*** Opening RECORDS SUPPLIED ***

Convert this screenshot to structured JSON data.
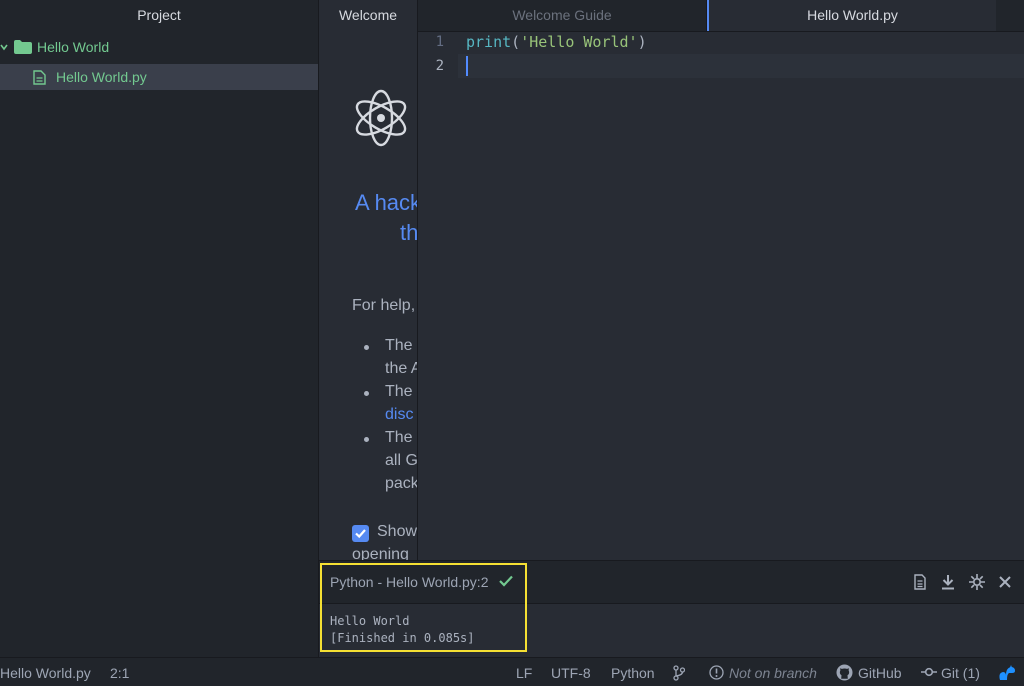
{
  "sidebar": {
    "title": "Project",
    "folder": {
      "name": "Hello World"
    },
    "file": {
      "name": "Hello World.py"
    }
  },
  "welcome": {
    "tab_label": "Welcome",
    "heading_line1": "A hack",
    "heading_line2": "th",
    "help_intro": "For help,",
    "bullet1_line1": "The",
    "bullet1_line2": "the A",
    "bullet2_line1": "The",
    "bullet2_line2": "disc",
    "bullet3_line1": "The",
    "bullet3_line2": "all G",
    "bullet3_line3": "pack",
    "show_label": "Show",
    "opening_label": "opening"
  },
  "tabs": [
    {
      "label": "Welcome Guide",
      "active": false
    },
    {
      "label": "Hello World.py",
      "active": true
    }
  ],
  "editor": {
    "lines": [
      {
        "number": "1",
        "text": "print('Hello World')"
      },
      {
        "number": "2",
        "text": ""
      }
    ],
    "code_fn": "print",
    "code_open": "(",
    "code_string": "'Hello World'",
    "code_close": ")"
  },
  "output": {
    "title": "Python - Hello World.py:2",
    "line1": "Hello World",
    "line2": "[Finished in 0.085s]"
  },
  "status": {
    "file": "Hello World.py",
    "cursor": "2:1",
    "line_ending": "LF",
    "encoding": "UTF-8",
    "grammar": "Python",
    "branch": "Not on branch",
    "github": "GitHub",
    "git": "Git (1)"
  },
  "colors": {
    "accent": "#568af2",
    "file_green": "#73c990",
    "string_green": "#98c379",
    "function_cyan": "#56b6c2",
    "highlight_yellow": "#f5e033",
    "success_green": "#73c990"
  }
}
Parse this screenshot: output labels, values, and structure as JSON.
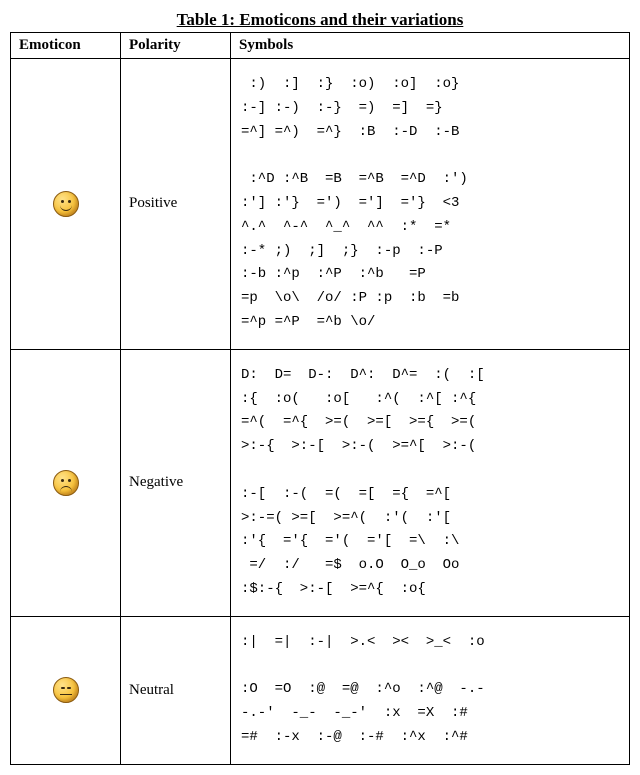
{
  "caption": "Table 1: Emoticons and their variations",
  "headers": {
    "emoticon": "Emoticon",
    "polarity": "Polarity",
    "symbols": "Symbols"
  },
  "rows": [
    {
      "icon_name": "happy-face-icon",
      "polarity": "Positive",
      "symbols": " :)  :]  :}  :o)  :o]  :o}\n:-] :-)  :-}  =)  =]  =}\n=^] =^)  =^}  :B  :-D  :-B\n\n :^D :^B  =B  =^B  =^D  :')\n:'] :'}  =')  =']  ='}  <3\n^.^  ^-^  ^_^  ^^  :*  =*\n:-* ;)  ;]  ;}  :-p  :-P\n:-b :^p  :^P  :^b   =P\n=p  \\o\\  /o/ :P :p  :b  =b\n=^p =^P  =^b \\o/"
    },
    {
      "icon_name": "sad-face-icon",
      "polarity": "Negative",
      "symbols": "D:  D=  D-:  D^:  D^=  :(  :[\n:{  :o(   :o[   :^(  :^[ :^{\n=^(  =^{  >=(  >=[  >={  >=(\n>:-{  >:-[  >:-(  >=^[  >:-(\n\n:-[  :-(  =(  =[  ={  =^[\n>:-=( >=[  >=^(  :'(  :'[\n:'{  ='{  ='(  ='[  =\\  :\\\n =/  :/   =$  o.O  O_o  Oo\n:$:-{  >:-[  >=^{  :o{"
    },
    {
      "icon_name": "neutral-face-icon",
      "polarity": "Neutral",
      "symbols": ":|  =|  :-|  >.<  ><  >_<  :o\n\n:O  =O  :@  =@  :^o  :^@  -.-\n-.-'  -_-  -_-'  :x  =X  :#\n=#  :-x  :-@  :-#  :^x  :^#"
    }
  ]
}
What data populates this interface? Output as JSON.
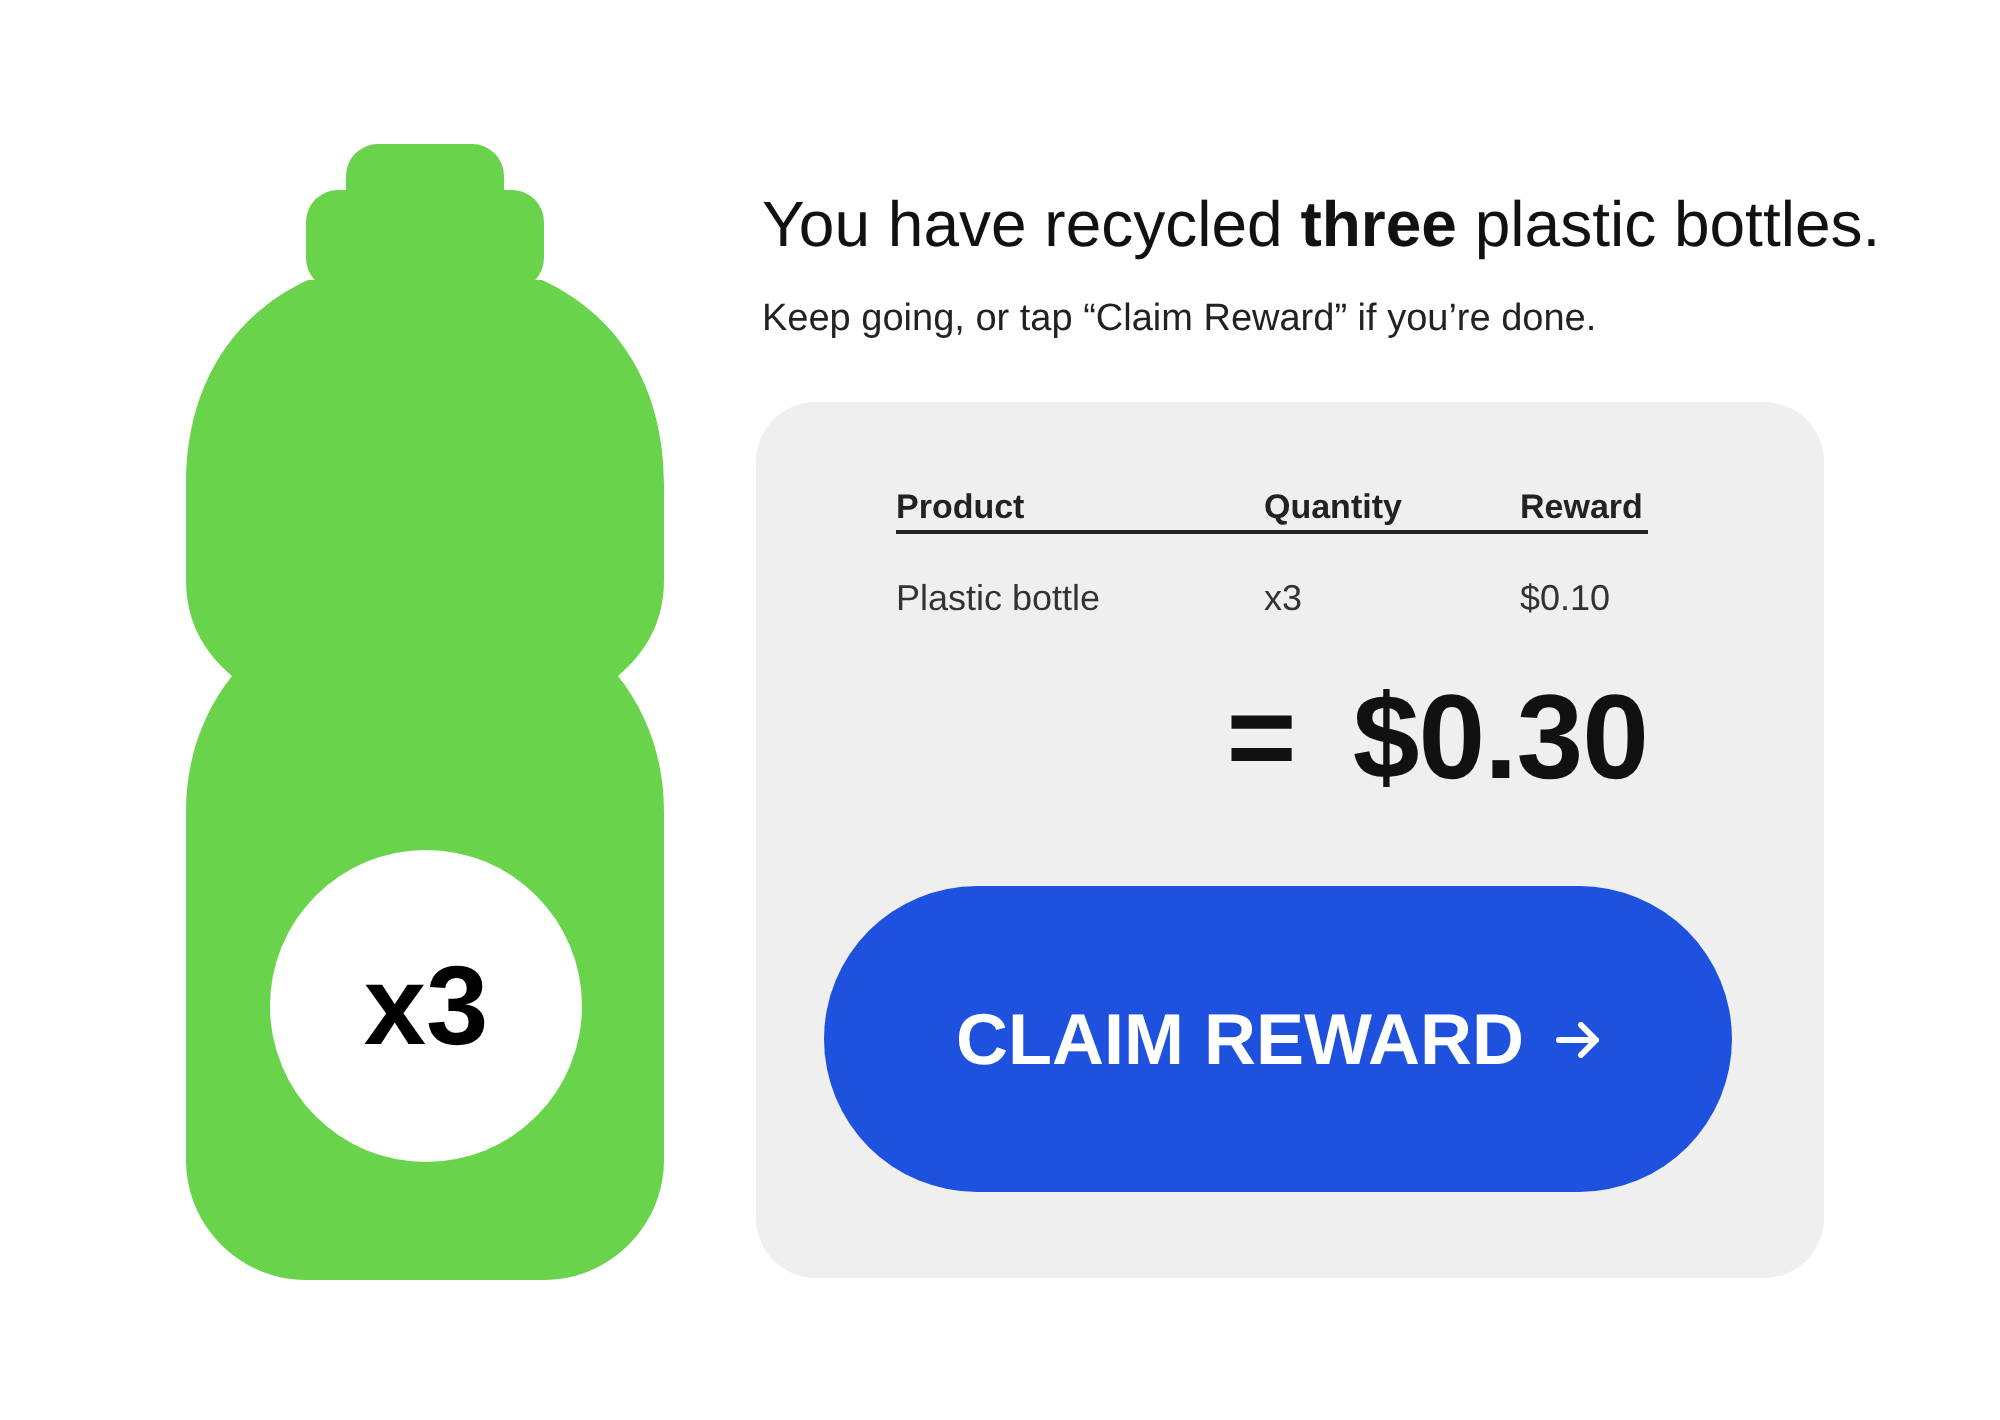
{
  "bottle": {
    "badge": "x3"
  },
  "message": {
    "title": "You have recycled **three** plastic bottles.",
    "subtitle": "Keep going, or tap “Claim Reward” if you’re done."
  },
  "table": {
    "columns": [
      "Product",
      "Quantity",
      "Reward"
    ],
    "rows": [
      [
        "Plastic bottle",
        "x3",
        "$0.10"
      ]
    ]
  },
  "total": {
    "sign": "=",
    "amount": "$0.30"
  },
  "button": {
    "label": "CLAIM REWARD"
  }
}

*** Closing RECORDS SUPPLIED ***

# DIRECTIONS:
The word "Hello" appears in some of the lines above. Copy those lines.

# RESPONSE:
      "name": "Hello World"
      "name": "Hello World.py"
      "label": "Hello World.py",
        "text": "print('Hello World')"
    "code_string": "'Hello World'",
    "title": "Python - Hello World.py:2",
    "line1": "Hello World",
    "file": "Hello World.py",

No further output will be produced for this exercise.